In North Indian states like UP or Rajasthan, a DM has to be approved by a string of local political bigwigs before appointment. He has to fulfil a number of requirements in terms of religion, caste, proximity to governments, both in centre and the state, his past records of “honesty”…. and so on. An “Outstanding” or “Average” in one’s “Annual Performance Appraisal Report” or APAR plays little part in this decision.
(Source: “Bureaucrazy: IAS Unmasked” by M.K.Kaw)
With the opening of the floodgates of Indian economy in 1991, a horde of business barons, at home and abroad, entered the Indian political arena. These wealthy oligarchs changed the face of government functioning, giving birth to a new era of “lobbying”. Our babus with faded full shirts and worn away shoes looked at them with awe. They decided to join hands with this new power.
Hence arose a powerful nexus between politics-business-bureaucracy and, last but not the least, the mafia.
They would be soon joined by the TRP hungry media.
Neera Radia tape is just the tip of the iceberg.
In the crazy world of Lutyen’s, Delhi, where power equations changes at the drop of a hat, an IAS officers position is directly proportional to his proximity to the ruling party and indirectly proportional to his honesty.
Nowadays, every morning we wake up to news of some bureaucrat being victimised as they had the guts to take on local political goons and influential businessmen. As the service is protected by the Constitution, the politicians have unleashed a “Transfer raj“. Most recent victims of the “system” are Durga Shakti Nagpal (slapped with a transfer due to her conflict with UP sand mafia), Amit Kataria (who was reprimanded for sporting shades before the PM, himself a fashionista who can put Sonam Kapoor to shame), Ashok Khemkha (the DLF row with national “Jijaji” Robert Vadra and more recen probing of irregularities in Haryana Traffic Dept – taking the tally to over 50 transfers in years of service. Just think of his poor family…), Raju Narayanswami (IIT-ian shunned to a inferior post) and the list goes on and on.
Some aren’t even lucky enough for a threat. The likes of Narendra Kumar (an IPS officer of Bihar who was crushed to death by sand mafia), DK Ravi (who faced a mysterious death), Yashwant Sonewane (who was burnt alive by oil mafia) and countless others were martyred by the service.
We often nullify the bureaucracy as useless machinery, a breeding ground of red tapism and corruption.

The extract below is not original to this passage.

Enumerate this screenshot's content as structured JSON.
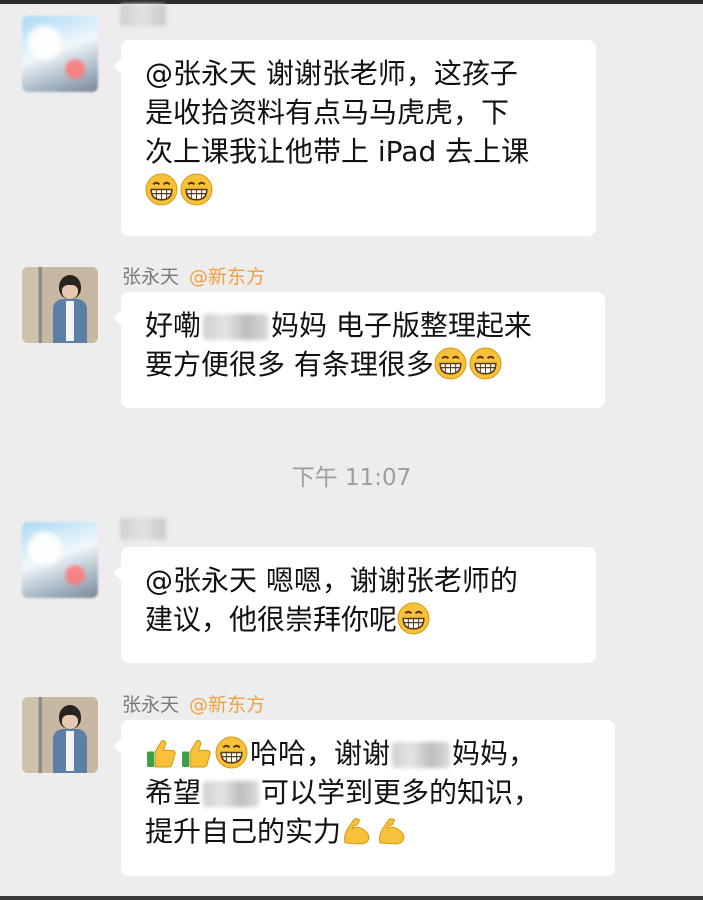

But in a county where a chunk of our elected representatives are either mere graduates (76%) or worse illiterate, with 34% of them facing grievous criminal charges, where efficiency of Parliament is lesser than the GDP of Somalia; it is the non-political executive – the “steel frame” – which holds together this madness.
When ministers like Sushil Kumar Shinde, Smriti Irani and Saddhvi Jyoti are given charge of important portfolios, it’s the IAS prefixed secretaries who run the ministry. Arun Jaitley or Kapil Sibbal may be great counsels, but their experience in Finance and Telecom is limited. That’s where our babus swing into action.
It’s the brightest minds of our country which puts together a budget, manages relief during floods, decides loan waiver to burdened farmers and educational grants to orphanages.
It is easy to criticise and laugh, but difficult to convert it into actions. They may not cover our borders or cook our meals, but they, who abandon fat corporate pay packages and luxurious lives, they who work from dawn to dusk to ensure a village gets proper water supply, they who brave 40.c heat to inspect Maoist’s land mines, those who try to protect public purse despite threats of transfer and demotion, they too deserve our respect.
– Illegal Scribe
(Source of some data: The Economist http://www.economist.com/node/10804248)